Africa

A field-deployable diagnostic tool to fast track quality assured seed potatoes in Kenya

Bacterial wilt, caused by Ralstonia solanacearum species complex (RSSC), is a serious threat to potato production in Sub-Saharan Africa. Ralstonia is one of the most significant limitations to clean seed production, an essential component of high yields. It has resulted in 30-100% potato yield losses putting a huge dent in the food security and livelihoods of many smallholder farmers.
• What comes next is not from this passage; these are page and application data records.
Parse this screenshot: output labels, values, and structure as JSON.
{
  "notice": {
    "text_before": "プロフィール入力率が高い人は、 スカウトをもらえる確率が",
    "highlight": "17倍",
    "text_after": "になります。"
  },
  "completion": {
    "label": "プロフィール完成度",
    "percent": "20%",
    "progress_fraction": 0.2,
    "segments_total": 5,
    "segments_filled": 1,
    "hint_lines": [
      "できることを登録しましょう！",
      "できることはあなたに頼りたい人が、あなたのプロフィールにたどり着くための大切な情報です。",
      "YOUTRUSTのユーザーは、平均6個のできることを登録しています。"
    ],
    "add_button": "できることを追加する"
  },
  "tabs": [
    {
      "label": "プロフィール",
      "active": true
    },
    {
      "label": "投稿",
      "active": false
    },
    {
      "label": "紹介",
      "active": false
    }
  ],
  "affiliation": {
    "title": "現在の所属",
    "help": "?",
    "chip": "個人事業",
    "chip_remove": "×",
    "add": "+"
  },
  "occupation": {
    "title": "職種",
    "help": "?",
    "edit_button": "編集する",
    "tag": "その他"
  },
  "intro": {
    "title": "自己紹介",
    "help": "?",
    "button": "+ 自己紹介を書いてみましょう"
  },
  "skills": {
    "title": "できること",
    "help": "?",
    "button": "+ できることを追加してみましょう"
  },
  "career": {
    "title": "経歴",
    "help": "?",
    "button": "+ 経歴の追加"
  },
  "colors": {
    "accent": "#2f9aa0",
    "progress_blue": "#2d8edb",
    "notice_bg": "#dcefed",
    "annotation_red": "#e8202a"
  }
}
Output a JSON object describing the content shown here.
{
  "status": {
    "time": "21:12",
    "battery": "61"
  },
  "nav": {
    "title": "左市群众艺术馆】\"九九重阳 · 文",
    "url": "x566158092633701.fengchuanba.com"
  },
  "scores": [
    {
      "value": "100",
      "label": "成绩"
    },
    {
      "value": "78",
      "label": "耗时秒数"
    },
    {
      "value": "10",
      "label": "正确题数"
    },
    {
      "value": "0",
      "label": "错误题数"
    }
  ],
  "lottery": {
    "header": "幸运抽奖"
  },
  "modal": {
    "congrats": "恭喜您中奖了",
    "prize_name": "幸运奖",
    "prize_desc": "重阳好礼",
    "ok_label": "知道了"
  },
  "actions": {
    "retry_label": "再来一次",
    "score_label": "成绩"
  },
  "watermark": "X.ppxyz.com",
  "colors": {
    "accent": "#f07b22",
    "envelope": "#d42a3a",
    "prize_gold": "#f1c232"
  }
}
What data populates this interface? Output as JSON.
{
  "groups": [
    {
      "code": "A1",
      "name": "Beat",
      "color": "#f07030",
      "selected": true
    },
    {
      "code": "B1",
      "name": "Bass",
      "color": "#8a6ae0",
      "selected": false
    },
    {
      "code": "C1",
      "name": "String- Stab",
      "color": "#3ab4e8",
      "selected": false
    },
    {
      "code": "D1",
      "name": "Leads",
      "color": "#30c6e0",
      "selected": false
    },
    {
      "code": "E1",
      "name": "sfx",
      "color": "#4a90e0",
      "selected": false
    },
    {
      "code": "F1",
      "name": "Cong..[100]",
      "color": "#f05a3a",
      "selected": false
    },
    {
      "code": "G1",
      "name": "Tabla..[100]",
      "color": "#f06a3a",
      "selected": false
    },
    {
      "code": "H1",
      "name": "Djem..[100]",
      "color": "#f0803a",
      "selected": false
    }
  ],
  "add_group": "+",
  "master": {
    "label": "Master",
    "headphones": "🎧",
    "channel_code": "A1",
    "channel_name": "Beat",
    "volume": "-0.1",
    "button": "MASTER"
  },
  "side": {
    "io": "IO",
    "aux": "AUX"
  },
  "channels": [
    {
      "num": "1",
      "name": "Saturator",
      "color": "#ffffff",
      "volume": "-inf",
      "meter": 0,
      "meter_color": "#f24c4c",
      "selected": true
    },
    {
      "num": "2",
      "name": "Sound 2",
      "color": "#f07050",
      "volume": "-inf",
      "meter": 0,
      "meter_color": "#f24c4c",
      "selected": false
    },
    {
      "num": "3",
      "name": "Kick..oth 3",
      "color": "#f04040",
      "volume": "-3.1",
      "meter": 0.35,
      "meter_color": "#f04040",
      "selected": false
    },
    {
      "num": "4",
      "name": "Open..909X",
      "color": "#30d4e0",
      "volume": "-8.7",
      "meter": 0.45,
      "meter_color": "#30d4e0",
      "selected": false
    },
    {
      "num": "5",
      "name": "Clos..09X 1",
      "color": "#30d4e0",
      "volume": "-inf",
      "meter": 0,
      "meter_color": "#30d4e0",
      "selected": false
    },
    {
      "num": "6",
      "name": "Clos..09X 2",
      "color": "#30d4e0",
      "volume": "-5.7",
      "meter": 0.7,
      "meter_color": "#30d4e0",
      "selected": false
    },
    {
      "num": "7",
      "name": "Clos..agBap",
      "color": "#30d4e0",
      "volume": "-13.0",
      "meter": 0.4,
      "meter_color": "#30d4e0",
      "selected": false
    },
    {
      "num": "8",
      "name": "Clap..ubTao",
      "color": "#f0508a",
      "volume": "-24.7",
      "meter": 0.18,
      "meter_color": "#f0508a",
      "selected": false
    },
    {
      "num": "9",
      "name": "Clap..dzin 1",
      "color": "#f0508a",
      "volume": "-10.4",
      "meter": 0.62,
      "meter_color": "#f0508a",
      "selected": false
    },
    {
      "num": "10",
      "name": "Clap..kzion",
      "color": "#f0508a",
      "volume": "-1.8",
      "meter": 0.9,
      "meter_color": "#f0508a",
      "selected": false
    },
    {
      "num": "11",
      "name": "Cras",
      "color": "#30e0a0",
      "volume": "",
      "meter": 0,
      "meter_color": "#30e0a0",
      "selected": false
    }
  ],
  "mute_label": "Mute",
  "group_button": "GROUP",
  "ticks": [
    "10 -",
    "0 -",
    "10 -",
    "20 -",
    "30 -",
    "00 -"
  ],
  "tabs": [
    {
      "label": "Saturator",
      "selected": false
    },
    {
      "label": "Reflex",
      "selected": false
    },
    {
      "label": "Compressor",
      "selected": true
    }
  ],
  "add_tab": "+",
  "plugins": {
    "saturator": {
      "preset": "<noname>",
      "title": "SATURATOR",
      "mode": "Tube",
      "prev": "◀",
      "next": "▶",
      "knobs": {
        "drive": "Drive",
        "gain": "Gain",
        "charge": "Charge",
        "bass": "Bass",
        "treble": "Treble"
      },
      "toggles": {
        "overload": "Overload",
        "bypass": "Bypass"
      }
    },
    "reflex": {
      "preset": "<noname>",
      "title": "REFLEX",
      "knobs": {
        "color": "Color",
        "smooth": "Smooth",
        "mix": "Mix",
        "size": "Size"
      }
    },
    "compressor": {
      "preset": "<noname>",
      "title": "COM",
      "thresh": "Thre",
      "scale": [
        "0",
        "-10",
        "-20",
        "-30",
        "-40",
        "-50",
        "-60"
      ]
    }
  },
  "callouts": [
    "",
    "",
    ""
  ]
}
To this end, through the support from GIZ-BMZ funded project on “Improved Diagnostics and genetic/molecular diversity of Ralstonia from Kenya and Uganda” CIP and KEPHIS conducted a two-day training program aimed at capacity building of East African countries’ seed regulatory and phytosanitary authorities as well as private diagnostic clinic personnel on the use of “field deployable LAMP assay to detect Ralstonia from stem, tuber and soil sample.

The training program, held at the KEPHIS Plant Quarantine and Bio-safety station at Muguga, Kenya, brought together 40 participants from Ethiopia, Kenya, Malawi, Rwanda, Tanzania and Uganda, who went through theoretical and practical sessions.

The trainees got hands-on training on how to detect Ralstonia from stem, tuber and soil where they participated in extraction, preparation and testing samples using the LAMP assay. They were also taken through the assay validation process where they were shown sigmoid curves that show positive tests for Ralstonia.

Trainees were impressed with the technology as it requires fewer reagents, simple laboratory skills and expertise and helps in making informed and fast decisions on whether to accept or reject potato seed in the field.

George Ngundo, senior inspector and diagnostician at KEPHIS Muguga appreciated the use of the technique as it is specific and suggested adoption and use during inspections, surveillance and at border points. He further added that, other protocols for diagnosis of various diseases using LAMP assay should be developed.

Read the full story on the CIP website here